43 minutes might seem like a hefty investment in an amateur documentary on the lives of Indian sadhus, but this is a truly beautiful little film. Strikingly captured insights into an iconic community of people and smudges of wisdom not just from the sadhus themselves, but also from the young American film crew.
When one of my teachers, the awesome Gloria Latham, played a mantra for ‘breaking the mask’ at the end of a kundalini yoga class recently, something clicked into place deep inside me.
After some Google-shaped resolution of my Sanskrit crossed wires, I figured that what I’d roughly scrawled on my inner wrist after class as ‘Hari om, hari hari hari om,’ was in fact this beautiful phrase…
Har ji Har Har
Har Har Har Ji
(Actually sounds like ‘harra jee, harra harra harra harra harra jee’)
This mantra is about breaking our masks. Not just removing them and setting them aside to hide behind at a later date, but full-on smashing them on the floor, like plates at a Greek wedding or the crockery I know I’ve hurled at a wall in a blind rage, looking for a physical outlet for something too loud inside me.
The mantra dares us not just to reveal, but to become the true version of ourselves that we hide underneath the drama and the stories we so often hold so dear.
Sometimes we have BIG IDEAS about who we really want to be. Bright, colourful, mind-bending thoughts about starting something, ending something, being kinder, saying no. Other times we have to visit that quiet place inside ourselves to get a better idea of what we truly, deeply want and listen
One of the biggest problems I’ve had with my yoga practice is that it has completely and uncompromisingly faced me down with how I want my world to be. Somewhere in the honey-ish flow of breath in a vinyasa series, or the imperfect silence of savasana, we’re given a key to ourselves. A quiet knowledge of who we are and where we might fit in the world. Not just in general sweeping terms, but also in little snippets – what we want to eat that night, if we really want to chill at home instead of going out, a phone-call we know we should make.
At first these inklings of the real us are just a quiet niggle that we can smile at and put aside for another day. Maybe when we have financial stability, when we’ve hauled ourselves one more step up that career ladder, when we’ve got a house and a husband and a more presentable dog and a couple of utterly adorable kids, when the stars have aligned and the finger of fate points itself undeniably right in our schnozz… then we can take a risk and invest in being ourselves.

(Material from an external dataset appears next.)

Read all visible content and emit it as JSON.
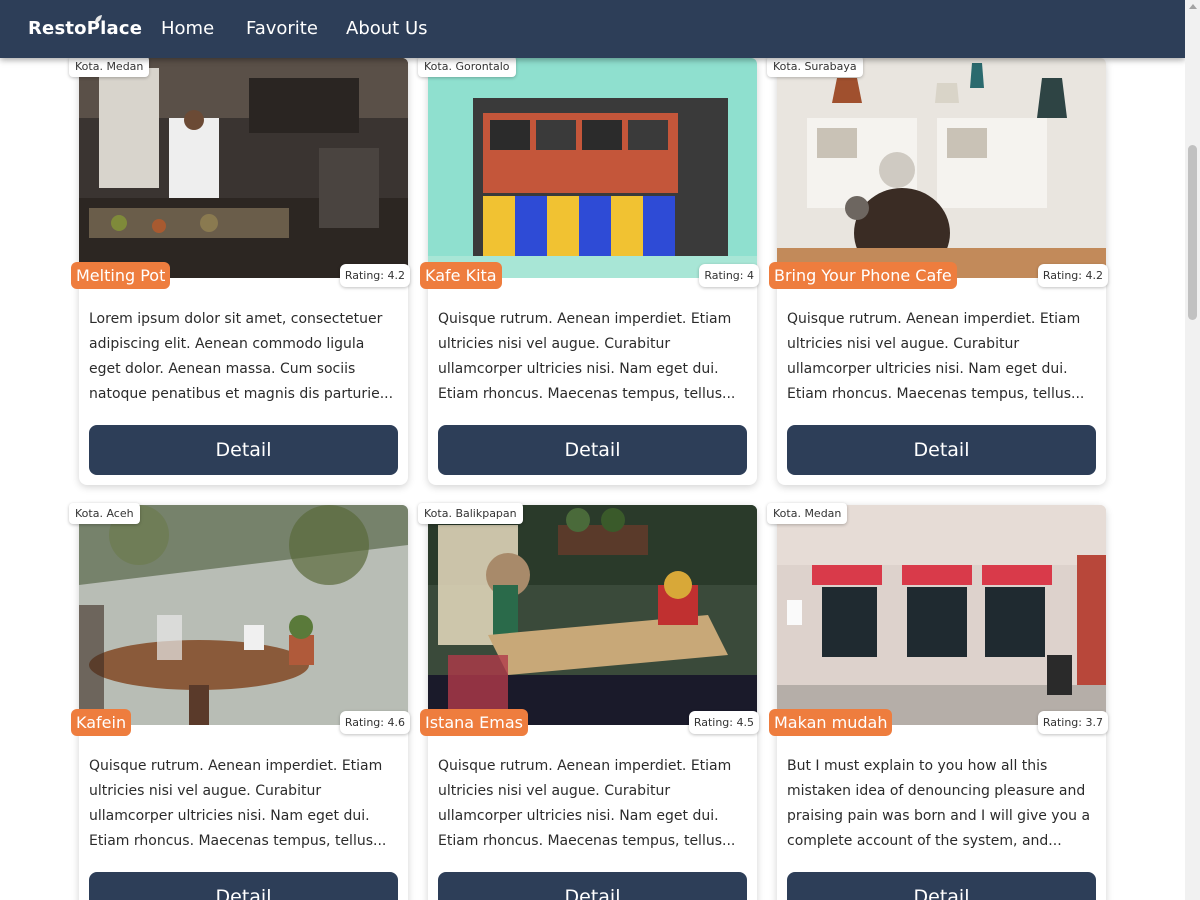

But the quiet niggle keeps on niggling until it’s buzzing around in your head all day and becomes an undeniable unquiet. Drama is empty and tiring. Your stories about yourself feel ever more hollow and untrue.
Finally you come to realize that it’s time to stop pretending. No matter what the size of the gesture, you have to stop taking steps along the path that you think you should be on, the path that your mum, your partner, your boss, [insert significant other you wholeheartedly, and for the best reasons, want to impress here] thinks you should be on, and start taking steps towards chipping off the layers and becoming your true self.
The dichotomy of living one life on the outside and another on the inside will eventually break us.
So take a step. Crack off the mask, not chunks of yourself. Ask yourself, really ask yourself, in the magic quiet before bedtime or after meditation
Are you becoming the person you intended to become?
and take a listen for yourself.